As the city struggles to figure out how to proceed, legislators just up the road at the state Capitol are working to make sure no Texas city can ever try to decriminalize homeless camping again.
House Bill 1925 passed the Senate last week with bipartisan support and is likely to take effect September 1. The measure would create a statewide Class C misdemeanor for camping in public, which would include napping under a blanket. The measure is largely redundant in the state’s big cities, including Austin after the May ballot measure, which maintain various anti-camping ordinances. But smaller towns often don’t have such policies on the books. HB 1925 would also require state approval for any sanctioned—meaning legally authorized—homeless campsites and forbid such camps in public parks. Finally, it would allow the state attorney general to sue any city that refuses to enforce its camping ban. If the state prevails in court, cities could lose state grant funding for a year.

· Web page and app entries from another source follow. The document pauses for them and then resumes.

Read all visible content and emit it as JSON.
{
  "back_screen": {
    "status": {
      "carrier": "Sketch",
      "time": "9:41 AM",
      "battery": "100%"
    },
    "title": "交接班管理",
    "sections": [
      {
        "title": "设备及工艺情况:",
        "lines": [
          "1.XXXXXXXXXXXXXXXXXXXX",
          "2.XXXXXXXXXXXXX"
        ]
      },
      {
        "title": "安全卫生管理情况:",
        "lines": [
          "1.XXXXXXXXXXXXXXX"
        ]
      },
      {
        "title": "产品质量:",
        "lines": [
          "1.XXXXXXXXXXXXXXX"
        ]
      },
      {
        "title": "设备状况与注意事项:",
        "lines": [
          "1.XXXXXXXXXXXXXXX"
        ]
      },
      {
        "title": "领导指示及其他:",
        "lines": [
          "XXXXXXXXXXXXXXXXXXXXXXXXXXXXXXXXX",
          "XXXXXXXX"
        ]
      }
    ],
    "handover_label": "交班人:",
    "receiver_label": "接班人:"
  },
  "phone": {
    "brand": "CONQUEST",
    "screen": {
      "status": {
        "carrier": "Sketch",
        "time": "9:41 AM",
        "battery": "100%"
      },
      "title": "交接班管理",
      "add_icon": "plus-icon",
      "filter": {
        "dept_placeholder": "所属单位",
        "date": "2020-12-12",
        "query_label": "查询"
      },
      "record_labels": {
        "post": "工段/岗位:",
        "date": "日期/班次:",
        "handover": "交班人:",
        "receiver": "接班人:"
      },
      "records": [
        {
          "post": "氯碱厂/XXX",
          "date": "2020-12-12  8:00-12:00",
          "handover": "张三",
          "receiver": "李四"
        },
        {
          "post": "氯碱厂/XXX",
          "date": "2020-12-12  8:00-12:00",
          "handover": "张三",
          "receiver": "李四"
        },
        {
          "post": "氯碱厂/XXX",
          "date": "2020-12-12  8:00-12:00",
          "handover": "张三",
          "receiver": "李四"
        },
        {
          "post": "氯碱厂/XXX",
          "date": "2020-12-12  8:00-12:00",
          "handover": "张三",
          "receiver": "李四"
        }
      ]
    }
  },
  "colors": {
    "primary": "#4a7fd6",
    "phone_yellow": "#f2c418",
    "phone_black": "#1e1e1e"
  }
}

Meanwhile, Austin City Council is looking at locations for sanctioned camps with basic infrastructure and services, where people can relocate as the ban unfolds. Two years ago, the city declined to take similar action on the grounds that it would waste money that could go to permanent housing. It also said that such camps, while supposedly temporary, tend to become intractable.
Last week, city staff released a preliminary list of some 45 possible camp locations. Early signs suggest intense opposition from neighborhoods where the camps might be created. City Council members themselves pushed back against certain spots during the meeting; the main group that pushed the camping ban reinstatement took to social media to condemn the list out of fear the camps would infringe on parks or be near schools. Austin has one sanctioned camp currently, a 7-acre site in far Southeast Austin, a two-hour walk from downtown, opened by the governor in late 2019. A nonprofit working at the site says it is full.
The city’s traditional homeless shelters tend to be full too, and many on the streets avoid traditional shelters due to rules banning pets, segregating by sex, or curfews.
One unhoused City Hall protestor, Trisha English, says sanctioned camps should be centrally located and provide private security and storage options, along with “food, water, clothes, and hygiene”—conditions the city appears to be planning to provide. For Conley, moving to a sanctioned campsite would be an option if it’s close to downtown, where she volunteers at a Presbyterian church, and if “they’re actually helping people with medical needs and getting people housed.”